The veteran tough guy signed a two-year deal worth $2.4 million last offseason. Considering the NHL is moving away from fighting and that Brown offers little value outside of his fists, trading him would be wise.
Even a seventh round pick would be a nice pickup for Brown. San Jose inexplicably gave up a fourth round pick to acquire Brown in the middle of the 2013-14 season in what looks like a giant waste of a mid-round pick. If the Sharks can’t find any takers, waiving Brown and then sending him to the minors as they did last year with Adam Burish makes a lot of sense.
That $1.2 million in cap space is incredibly valuable for a team spending close to the cap ceiling in an attempt to win the Stanley Cup. Paying Brown that kind of salary to play in the AHL wouldn’t be a huge financial waste and the extra cap flexibility (cap hit would for Brown would then only be $250,000) could prove huge. Adding Brown’s cap hit to say Tommy Wingels’ $2.475 million cap hit, and the Sharks would have $3.375 million they could potentially move off the roster. That amount, plus their current $1.7 million in cap space would give San Jose right around $5 million in available spending money.
Wingels is one of my favorite players to watch. He is a coach’s dream role player. He does everything well on the ice, no weak areas in his game, everything is above average. The former Miami of Ohio Redhawk is also a great interview, so for the purposes of my job, it would be lousy to see him traded.

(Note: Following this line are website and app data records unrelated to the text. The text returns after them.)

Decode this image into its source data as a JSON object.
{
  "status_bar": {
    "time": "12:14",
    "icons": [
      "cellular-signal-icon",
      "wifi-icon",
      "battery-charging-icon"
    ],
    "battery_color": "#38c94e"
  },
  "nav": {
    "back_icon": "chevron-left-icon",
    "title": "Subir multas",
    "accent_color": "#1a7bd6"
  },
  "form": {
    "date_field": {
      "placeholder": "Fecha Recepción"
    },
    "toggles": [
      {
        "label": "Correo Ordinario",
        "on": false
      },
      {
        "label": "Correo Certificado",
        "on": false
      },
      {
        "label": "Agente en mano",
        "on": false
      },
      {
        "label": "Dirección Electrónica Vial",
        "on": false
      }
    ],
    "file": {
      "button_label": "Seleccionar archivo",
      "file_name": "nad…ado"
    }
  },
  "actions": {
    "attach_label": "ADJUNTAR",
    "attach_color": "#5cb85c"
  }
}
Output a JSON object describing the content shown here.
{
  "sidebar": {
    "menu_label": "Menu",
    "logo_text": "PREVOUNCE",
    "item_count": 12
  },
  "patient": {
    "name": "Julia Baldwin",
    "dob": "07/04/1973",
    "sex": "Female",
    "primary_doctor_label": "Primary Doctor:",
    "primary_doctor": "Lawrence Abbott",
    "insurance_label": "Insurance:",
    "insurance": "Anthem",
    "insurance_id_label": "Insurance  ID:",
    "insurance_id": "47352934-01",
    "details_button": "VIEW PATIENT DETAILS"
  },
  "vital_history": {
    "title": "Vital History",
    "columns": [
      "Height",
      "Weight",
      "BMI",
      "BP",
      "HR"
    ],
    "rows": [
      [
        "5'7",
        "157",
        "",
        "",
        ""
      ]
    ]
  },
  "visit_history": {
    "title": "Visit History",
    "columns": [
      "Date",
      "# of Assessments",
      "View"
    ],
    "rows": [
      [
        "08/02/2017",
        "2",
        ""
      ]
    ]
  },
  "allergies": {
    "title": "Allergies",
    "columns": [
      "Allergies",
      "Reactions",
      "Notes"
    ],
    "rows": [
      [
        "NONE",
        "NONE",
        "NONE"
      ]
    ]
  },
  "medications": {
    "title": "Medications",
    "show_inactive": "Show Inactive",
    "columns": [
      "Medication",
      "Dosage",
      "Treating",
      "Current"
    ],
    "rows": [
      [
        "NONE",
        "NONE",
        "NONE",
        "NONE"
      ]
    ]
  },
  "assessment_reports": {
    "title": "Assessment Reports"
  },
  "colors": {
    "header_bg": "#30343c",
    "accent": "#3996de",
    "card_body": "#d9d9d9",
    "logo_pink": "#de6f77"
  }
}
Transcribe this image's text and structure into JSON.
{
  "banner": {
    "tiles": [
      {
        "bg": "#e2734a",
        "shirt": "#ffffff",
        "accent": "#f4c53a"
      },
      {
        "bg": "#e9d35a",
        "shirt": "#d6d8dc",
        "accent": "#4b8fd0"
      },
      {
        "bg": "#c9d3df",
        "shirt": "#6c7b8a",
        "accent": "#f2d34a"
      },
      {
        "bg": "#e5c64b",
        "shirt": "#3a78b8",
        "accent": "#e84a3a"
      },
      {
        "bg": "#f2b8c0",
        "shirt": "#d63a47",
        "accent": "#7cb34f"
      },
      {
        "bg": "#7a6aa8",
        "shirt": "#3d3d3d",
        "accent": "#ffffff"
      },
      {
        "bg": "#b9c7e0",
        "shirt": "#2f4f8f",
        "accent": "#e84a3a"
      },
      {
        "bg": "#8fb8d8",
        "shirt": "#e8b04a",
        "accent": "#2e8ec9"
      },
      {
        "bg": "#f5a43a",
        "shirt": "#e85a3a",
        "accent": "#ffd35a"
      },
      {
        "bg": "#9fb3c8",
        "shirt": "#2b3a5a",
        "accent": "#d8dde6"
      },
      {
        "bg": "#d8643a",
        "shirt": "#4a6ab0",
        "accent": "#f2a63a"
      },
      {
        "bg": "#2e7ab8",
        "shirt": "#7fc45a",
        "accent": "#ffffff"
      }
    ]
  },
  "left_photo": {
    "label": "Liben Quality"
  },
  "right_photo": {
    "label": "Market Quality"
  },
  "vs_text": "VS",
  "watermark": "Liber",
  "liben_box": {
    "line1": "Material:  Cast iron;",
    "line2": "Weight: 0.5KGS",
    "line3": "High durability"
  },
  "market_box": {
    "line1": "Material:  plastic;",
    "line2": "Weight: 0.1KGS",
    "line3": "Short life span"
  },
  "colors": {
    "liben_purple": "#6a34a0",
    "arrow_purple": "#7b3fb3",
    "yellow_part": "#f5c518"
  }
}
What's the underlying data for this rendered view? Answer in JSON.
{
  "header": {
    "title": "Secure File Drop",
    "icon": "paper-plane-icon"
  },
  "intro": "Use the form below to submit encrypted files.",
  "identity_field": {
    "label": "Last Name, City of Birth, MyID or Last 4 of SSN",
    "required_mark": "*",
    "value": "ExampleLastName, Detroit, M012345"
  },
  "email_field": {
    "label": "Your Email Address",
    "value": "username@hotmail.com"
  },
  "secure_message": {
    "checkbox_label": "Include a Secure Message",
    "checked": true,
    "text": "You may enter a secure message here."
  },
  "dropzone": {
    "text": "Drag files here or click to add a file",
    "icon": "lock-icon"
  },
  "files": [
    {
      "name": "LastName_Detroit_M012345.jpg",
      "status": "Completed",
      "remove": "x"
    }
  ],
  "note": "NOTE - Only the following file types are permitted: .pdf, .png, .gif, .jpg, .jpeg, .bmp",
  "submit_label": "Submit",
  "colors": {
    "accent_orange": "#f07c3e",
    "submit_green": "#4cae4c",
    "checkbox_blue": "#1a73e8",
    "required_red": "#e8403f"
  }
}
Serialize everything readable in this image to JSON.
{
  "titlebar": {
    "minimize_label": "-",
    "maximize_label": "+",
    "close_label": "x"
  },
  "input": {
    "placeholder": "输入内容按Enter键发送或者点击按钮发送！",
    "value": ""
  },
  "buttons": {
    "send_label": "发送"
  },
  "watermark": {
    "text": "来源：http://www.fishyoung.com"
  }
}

However, if the Sharks were looking to bolster their team even more than they already have, moving Wingels makes the most sense. While he may be above average, the 27-year old has likely reached his ceiling. That isn’t to say his 35-40 points every year aren’t valuable, but that there is less risk in trading him away than say trading the high-end potential of Tierney or Hertl.
Furthermore, even though 35-40 points is solid return for his cap hit, his cap space could be used together with Brown’s to acquire an even better player. In theory, after moving Brown and Wingels cap hits, the Sharks could then sign defenseman Cody Franson to a three-year, $15 million deal.
Most of us so-called “experts” thought Franson would get more in term and dollars, but he remains a free-agent. Perhaps lasting days into free agency without a contract means Franson won’t make as much as initially thought. While the Sharks already look to have a solid top-four on paper and a very capable third pair, Franson would turn what was a Sharks’ weakness last year into a super-strength. With Brown being useless, and Wingels a third-line winger, moving them out for a top-four defenseman is a huge net win.
With Franson in the fold, the Sharks could then roll out the following top-six defense:
Marc-Edouard Vlasic—Cody Franson
Paul Martin—Brent Burns
Brenden Dillon—Justin Braun
On paper, one could make the case for this being the strongest defense in the league.